The Christian life consists in carrying-out many small acts of service using the gifts and talents we have been given. Each one of us is given what God knows we need for this life; the crucial part is, that we know how to use what we have for the glory of God and benefit of others. The man who can be trusted in little things will be trusted in great.
The liturgy of this Sunday calls to mind once again the limitless mercy of God: a God who forgives and takes delight in finding and bringing home the lost sheep. We see in the First Reading how Moses interceded with God on behalf of the Chosen People. They had strayed from the Covenant even while Moses was conversing with God on the top of Mount Sinai. Moses makes no attempt to excuse the people’s sin. He relies instead on the ancient promise of God and His great mercy. Many centuries later St Paul was to experience this in his own life, which he describes to Timothy in the words of the Second Reading: I myself am the greatest of sinners: and if this mercy has been shown to me, it is because Jesus Christ meant to make me the greatest evidence of his inexhaustible patience for all the other people…
In the Gospel of this Sunday, Jesus speaks about the requirements of following Him, and since He has called each one of us, we must be attentive. Whenever a person accepts a great undertaking, make an appraisal of the situation ahead; we look at the road and asses how we might proceed. The Way of Jesus is the Way of the Cross, as he repeatedly reminds us. September is the month of the Holy Cross; the feast is celebrated this Saturday, 14th. We celebrate an instrument of terrible torture and death because by the Cross Jesus triumphs over sin and death. One of the most famous and best-loved images of the Tree of Life is found in the Basilica of San Clemente, Rome.

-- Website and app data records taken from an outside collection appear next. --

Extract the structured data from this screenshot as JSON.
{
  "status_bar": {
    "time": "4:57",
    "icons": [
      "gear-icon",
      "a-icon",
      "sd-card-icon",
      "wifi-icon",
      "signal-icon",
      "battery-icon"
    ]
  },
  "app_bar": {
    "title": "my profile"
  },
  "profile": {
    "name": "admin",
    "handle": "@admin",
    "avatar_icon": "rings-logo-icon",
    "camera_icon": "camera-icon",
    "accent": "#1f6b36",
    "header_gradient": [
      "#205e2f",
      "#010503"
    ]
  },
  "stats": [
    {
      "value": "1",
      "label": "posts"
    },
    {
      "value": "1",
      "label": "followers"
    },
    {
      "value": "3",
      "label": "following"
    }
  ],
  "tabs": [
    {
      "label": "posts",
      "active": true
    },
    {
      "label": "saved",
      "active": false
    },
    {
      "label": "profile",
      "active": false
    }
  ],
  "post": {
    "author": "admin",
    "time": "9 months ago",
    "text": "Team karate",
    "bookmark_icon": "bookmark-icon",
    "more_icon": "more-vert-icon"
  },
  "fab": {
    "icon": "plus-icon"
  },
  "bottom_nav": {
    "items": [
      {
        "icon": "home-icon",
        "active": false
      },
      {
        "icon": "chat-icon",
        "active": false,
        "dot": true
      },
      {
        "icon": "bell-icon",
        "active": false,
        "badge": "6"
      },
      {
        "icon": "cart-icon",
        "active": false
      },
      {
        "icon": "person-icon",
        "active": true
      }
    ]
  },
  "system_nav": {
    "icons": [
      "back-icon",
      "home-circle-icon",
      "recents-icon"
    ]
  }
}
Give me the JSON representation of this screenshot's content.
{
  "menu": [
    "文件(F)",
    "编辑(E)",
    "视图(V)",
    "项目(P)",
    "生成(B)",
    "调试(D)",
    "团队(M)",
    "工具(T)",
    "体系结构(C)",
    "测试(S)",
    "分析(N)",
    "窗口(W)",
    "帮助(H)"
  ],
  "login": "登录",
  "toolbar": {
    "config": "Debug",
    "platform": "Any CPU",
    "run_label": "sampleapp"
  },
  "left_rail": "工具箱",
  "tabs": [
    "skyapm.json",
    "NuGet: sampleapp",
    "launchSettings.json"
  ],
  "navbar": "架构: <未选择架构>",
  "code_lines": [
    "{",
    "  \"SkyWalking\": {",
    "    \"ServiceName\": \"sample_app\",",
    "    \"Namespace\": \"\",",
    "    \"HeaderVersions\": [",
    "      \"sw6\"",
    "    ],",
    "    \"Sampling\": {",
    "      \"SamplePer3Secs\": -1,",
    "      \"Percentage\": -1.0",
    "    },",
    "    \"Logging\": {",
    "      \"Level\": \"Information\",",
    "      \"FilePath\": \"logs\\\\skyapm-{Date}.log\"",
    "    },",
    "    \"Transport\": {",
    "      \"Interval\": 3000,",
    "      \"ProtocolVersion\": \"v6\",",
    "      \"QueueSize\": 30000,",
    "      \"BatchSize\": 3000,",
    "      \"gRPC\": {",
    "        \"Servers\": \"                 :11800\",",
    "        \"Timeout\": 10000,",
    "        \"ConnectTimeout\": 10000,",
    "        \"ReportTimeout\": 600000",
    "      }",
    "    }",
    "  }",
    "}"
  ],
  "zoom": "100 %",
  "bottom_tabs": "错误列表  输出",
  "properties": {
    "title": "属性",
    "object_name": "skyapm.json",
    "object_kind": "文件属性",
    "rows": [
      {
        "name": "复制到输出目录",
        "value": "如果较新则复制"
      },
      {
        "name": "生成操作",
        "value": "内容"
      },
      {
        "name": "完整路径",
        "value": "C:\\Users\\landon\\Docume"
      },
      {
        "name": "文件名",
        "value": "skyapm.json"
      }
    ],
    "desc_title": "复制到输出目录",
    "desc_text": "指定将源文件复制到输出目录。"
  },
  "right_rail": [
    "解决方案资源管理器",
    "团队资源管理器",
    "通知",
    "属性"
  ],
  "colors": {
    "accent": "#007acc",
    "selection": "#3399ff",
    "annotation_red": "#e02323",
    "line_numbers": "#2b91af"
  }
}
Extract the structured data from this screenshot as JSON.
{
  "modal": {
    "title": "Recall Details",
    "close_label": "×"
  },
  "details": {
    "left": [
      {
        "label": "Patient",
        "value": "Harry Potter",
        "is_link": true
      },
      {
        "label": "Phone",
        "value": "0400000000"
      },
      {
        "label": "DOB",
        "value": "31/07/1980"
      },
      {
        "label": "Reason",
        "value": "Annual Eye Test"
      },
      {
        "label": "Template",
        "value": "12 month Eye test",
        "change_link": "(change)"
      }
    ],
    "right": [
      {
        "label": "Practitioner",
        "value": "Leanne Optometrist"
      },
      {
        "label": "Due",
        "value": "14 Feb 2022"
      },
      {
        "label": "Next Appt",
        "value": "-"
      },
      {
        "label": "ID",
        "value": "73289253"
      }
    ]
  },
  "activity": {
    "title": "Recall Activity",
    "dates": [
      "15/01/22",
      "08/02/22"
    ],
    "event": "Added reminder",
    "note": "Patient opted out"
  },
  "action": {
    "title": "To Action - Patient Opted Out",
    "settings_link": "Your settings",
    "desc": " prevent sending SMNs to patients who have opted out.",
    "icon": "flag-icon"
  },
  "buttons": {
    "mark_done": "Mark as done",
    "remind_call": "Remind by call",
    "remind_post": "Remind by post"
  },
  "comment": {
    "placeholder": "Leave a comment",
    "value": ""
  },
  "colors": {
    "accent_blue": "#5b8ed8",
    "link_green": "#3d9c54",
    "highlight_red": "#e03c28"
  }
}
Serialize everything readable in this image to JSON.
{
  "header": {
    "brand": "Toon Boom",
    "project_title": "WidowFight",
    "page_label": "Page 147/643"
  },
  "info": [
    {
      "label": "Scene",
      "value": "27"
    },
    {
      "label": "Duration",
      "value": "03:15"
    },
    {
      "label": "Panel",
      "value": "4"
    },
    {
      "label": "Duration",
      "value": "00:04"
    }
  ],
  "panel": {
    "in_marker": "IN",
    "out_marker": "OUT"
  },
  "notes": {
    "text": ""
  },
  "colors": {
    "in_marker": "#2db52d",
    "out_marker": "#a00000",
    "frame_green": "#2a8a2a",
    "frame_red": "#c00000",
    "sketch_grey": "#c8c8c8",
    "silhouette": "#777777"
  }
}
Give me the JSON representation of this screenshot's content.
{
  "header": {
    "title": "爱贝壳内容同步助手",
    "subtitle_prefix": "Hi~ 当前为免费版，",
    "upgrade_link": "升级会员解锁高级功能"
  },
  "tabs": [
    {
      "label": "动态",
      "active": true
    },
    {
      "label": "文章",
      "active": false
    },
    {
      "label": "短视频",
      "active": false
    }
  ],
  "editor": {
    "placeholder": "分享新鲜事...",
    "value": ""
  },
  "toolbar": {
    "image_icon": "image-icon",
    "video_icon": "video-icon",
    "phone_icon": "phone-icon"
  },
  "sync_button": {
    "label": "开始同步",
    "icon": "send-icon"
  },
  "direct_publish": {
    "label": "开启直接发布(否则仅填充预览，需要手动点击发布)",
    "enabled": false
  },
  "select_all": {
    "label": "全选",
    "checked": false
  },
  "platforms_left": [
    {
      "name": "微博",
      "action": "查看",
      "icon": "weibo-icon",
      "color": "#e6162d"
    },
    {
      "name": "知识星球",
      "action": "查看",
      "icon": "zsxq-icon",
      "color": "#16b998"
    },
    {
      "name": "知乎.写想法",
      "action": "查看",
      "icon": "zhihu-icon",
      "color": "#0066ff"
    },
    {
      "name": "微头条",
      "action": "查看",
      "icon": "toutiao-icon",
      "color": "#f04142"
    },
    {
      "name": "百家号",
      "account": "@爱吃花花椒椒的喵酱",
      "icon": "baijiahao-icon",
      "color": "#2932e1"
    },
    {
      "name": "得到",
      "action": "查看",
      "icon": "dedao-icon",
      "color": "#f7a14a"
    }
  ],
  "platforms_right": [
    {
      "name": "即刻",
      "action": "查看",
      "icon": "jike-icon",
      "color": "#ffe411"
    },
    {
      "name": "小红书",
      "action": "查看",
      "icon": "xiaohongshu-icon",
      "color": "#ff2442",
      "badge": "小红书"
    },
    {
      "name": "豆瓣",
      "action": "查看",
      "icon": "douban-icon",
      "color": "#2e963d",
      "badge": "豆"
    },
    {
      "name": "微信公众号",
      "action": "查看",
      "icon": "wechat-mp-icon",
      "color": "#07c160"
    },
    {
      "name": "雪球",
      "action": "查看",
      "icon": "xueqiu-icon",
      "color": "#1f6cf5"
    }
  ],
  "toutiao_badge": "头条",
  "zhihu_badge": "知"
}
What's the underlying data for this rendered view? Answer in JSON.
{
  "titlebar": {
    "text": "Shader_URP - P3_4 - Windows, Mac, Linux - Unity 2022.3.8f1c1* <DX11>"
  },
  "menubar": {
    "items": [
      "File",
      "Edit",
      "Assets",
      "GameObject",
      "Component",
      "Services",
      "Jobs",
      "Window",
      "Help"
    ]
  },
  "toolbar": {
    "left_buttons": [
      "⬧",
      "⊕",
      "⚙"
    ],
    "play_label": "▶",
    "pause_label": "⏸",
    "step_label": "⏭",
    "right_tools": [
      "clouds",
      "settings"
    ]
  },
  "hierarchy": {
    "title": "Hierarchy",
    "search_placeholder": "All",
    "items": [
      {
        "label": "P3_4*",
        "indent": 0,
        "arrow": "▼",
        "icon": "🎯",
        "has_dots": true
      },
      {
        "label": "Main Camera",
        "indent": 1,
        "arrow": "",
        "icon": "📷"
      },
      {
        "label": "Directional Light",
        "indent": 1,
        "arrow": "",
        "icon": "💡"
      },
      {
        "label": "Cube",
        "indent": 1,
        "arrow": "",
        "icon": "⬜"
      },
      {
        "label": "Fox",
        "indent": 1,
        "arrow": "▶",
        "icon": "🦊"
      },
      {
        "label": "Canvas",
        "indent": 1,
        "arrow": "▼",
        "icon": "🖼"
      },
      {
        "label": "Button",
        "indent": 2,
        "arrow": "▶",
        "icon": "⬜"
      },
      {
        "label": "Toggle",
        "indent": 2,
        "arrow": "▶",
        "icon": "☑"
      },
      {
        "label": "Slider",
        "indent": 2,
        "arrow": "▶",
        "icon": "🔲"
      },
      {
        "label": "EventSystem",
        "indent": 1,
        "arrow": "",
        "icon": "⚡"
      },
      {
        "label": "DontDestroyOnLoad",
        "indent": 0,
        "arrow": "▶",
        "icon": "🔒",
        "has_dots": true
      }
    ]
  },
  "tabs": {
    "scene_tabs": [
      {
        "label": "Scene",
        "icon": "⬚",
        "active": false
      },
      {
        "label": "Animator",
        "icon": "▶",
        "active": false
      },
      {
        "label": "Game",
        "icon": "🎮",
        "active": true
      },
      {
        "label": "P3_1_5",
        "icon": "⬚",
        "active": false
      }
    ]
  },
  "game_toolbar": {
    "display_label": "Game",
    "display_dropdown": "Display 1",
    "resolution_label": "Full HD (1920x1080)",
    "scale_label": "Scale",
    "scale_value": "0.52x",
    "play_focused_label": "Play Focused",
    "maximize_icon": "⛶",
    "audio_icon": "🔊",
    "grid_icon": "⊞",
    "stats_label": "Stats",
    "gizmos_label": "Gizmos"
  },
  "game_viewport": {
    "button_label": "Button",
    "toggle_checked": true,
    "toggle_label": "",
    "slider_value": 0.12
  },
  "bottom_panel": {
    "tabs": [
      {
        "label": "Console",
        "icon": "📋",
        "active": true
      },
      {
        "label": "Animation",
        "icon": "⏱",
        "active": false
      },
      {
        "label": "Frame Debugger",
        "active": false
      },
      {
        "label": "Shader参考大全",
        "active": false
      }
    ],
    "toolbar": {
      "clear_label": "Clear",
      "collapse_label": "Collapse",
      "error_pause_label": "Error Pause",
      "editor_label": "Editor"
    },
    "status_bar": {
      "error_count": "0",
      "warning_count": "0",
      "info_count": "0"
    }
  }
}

On every occasion possible, our Lord takes the opportunity to remind the Pharisees of the need for humility, the need to know our place before God. He does this through a variety of teachings, and in the Gospel of this Sunday, in the parable of the banquet. Why is it that our natural inclination is to seek the first place? We all have natural ambition, and there is nothing bad about that, but it needs to be tempered with humility and the true knowledge that we have of ourselves, seeing ourselves all the while, as God sees us. This is what the Readings at Mass this Sunday remind us.